Before we dive into anything detailed, lets discuss the Aria G300.
It was handmade by the Famous Ryoji Matsouka, Luthier. Made in Japan ~1975.
It's in amazing condition and looks and plays wonderfully.
This guitar is designed on the Gallagher (G-30) guitar, the one that American songbook folk legend Doc Watson used. The story of that guitar is quite a charming one; check it out. The Doc Watson Model is by far the most recognized Gallagher Guitar. and retails for around $4,000 at Gallagher today.
Gallagher guitars have never aimed to be a huge manufacturer and have stayed humble and professional all its days. The wave headstock and the distinct pickguard really gives them their own image. Which is hard to craft a unique and recognizable design.
Comes with Hard Case
This Aria is a really well preserved guitar for its age (made around 1975 as far as catalogs guide me), with a lot of special features that set it off very nicely.
It is a dreadnought body shape with herringbone purfling around the soundhole and body binding and has that distinct pickguard in tortoiseshell. It features a solid spruce top, which often occurred around the 30,000 Yen price mark of the time, which was this guitars release price of the time.
Time has enhanced it from drying out and aging, which along with being quite a thin soundboard, has developed into a fine round sound that lingers; quite bright and treble-some, which works well in folk playing and as a harmonizing guitar up the fret board, where it sings clear of the chord strumming of the other. Having never played an original Gallagher guitar, I don't know how close the sound is to it's idol, but it is pleasingly distinct from the others Martin and Gibson styled guitars we have.
The sides and back are indian rosewood, with cream binding, and a central intricate mosaic-design purfling between the two pieces that make the back. The neck is on the chunky side, with a strong C profile, and is a 3-piece, with a volute neck joint. The fingerboard is in rosewood with pearloid snowflake position markers, and is again set with cream binding that has aged a vintage amber.
The headstock features that distinct wave design, faced with a jacaranda (Brazilian rosewood) veneer. Aria altered the ornate G headstock logo into an A.
The tuners are quite special and unique, with a gotoh style design but with ornate A inlays to match the headstock logo. I assume these are Japanese made, and they work excellently.

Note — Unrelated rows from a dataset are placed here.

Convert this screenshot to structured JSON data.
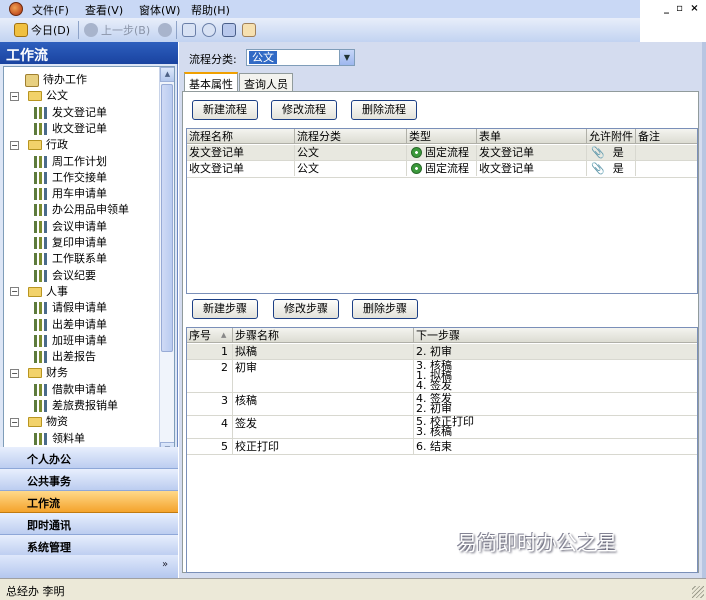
{
  "menubar": {
    "items": [
      {
        "label": "文件(F)"
      },
      {
        "label": "查看(V)"
      },
      {
        "label": "窗体(W)"
      },
      {
        "label": "帮助(H)"
      }
    ]
  },
  "toolbar": {
    "today_label": "今日(D)",
    "prev_label": "上一步(B)",
    "icons": [
      "today-icon",
      "back-icon",
      "forward-icon",
      "home-icon",
      "mail-icon",
      "share-icon",
      "edit-icon"
    ]
  },
  "left": {
    "title": "工作流",
    "tree": [
      {
        "label": "待办工作",
        "type": "task",
        "level": 0
      },
      {
        "label": "公文",
        "type": "folder",
        "level": 0,
        "expanded": true
      },
      {
        "label": "发文登记单",
        "type": "form",
        "level": 1
      },
      {
        "label": "收文登记单",
        "type": "form",
        "level": 1
      },
      {
        "label": "行政",
        "type": "folder",
        "level": 0,
        "expanded": true
      },
      {
        "label": "周工作计划",
        "type": "form",
        "level": 1
      },
      {
        "label": "工作交接单",
        "type": "form",
        "level": 1
      },
      {
        "label": "用车申请单",
        "type": "form",
        "level": 1
      },
      {
        "label": "办公用品申领单",
        "type": "form",
        "level": 1
      },
      {
        "label": "会议申请单",
        "type": "form",
        "level": 1
      },
      {
        "label": "复印申请单",
        "type": "form",
        "level": 1
      },
      {
        "label": "工作联系单",
        "type": "form",
        "level": 1
      },
      {
        "label": "会议纪要",
        "type": "form",
        "level": 1
      },
      {
        "label": "人事",
        "type": "folder",
        "level": 0,
        "expanded": true
      },
      {
        "label": "请假申请单",
        "type": "form",
        "level": 1
      },
      {
        "label": "出差申请单",
        "type": "form",
        "level": 1
      },
      {
        "label": "加班申请单",
        "type": "form",
        "level": 1
      },
      {
        "label": "出差报告",
        "type": "form",
        "level": 1
      },
      {
        "label": "财务",
        "type": "folder",
        "level": 0,
        "expanded": true
      },
      {
        "label": "借款申请单",
        "type": "form",
        "level": 1
      },
      {
        "label": "差旅费报销单",
        "type": "form",
        "level": 1
      },
      {
        "label": "物资",
        "type": "folder",
        "level": 0,
        "expanded": true
      },
      {
        "label": "领料单",
        "type": "form",
        "level": 1
      }
    ],
    "nav": [
      {
        "label": "个人办公",
        "active": false
      },
      {
        "label": "公共事务",
        "active": false
      },
      {
        "label": "工作流",
        "active": true
      },
      {
        "label": "即时通讯",
        "active": false
      },
      {
        "label": "系统管理",
        "active": false
      }
    ],
    "chevron": "»"
  },
  "main": {
    "category_label": "流程分类:",
    "category_value": "公文",
    "tabs": [
      {
        "label": "基本属性",
        "active": true
      },
      {
        "label": "查询人员",
        "active": false
      }
    ],
    "flow_buttons": {
      "new": "新建流程",
      "edit": "修改流程",
      "delete": "删除流程"
    },
    "flow_columns": [
      "流程名称",
      "流程分类",
      "类型",
      "表单",
      "允许附件",
      "备注"
    ],
    "flows": [
      {
        "name": "发文登记单",
        "category": "公文",
        "type": "固定流程",
        "form": "发文登记单",
        "attach": "是",
        "note": ""
      },
      {
        "name": "收文登记单",
        "category": "公文",
        "type": "固定流程",
        "form": "收文登记单",
        "attach": "是",
        "note": ""
      }
    ],
    "step_buttons": {
      "new": "新建步骤",
      "edit": "修改步骤",
      "delete": "删除步骤"
    },
    "step_columns": [
      "序号",
      "步骤名称",
      "下一步骤"
    ],
    "sort_indicator": "▲",
    "steps": [
      {
        "no": "1",
        "name": "拟稿",
        "next": [
          "2. 初审"
        ]
      },
      {
        "no": "2",
        "name": "初审",
        "next": [
          "3. 核稿",
          "1. 拟稿",
          "4. 签发"
        ]
      },
      {
        "no": "3",
        "name": "核稿",
        "next": [
          "4. 签发",
          "2. 初审"
        ]
      },
      {
        "no": "4",
        "name": "签发",
        "next": [
          "5. 校正打印",
          "3. 核稿"
        ]
      },
      {
        "no": "5",
        "name": "校正打印",
        "next": [
          "6. 结束"
        ]
      }
    ]
  },
  "watermark": "易简即时办公之星",
  "status": {
    "text": "总经办 李明"
  }
}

It is all very thorough and detailed; no less than i have come to expect of Aria guitars, but it is pleasing to have so many of the original features.
Inside is stamped with the brand, model number and "made in japan", and is clean and tidy.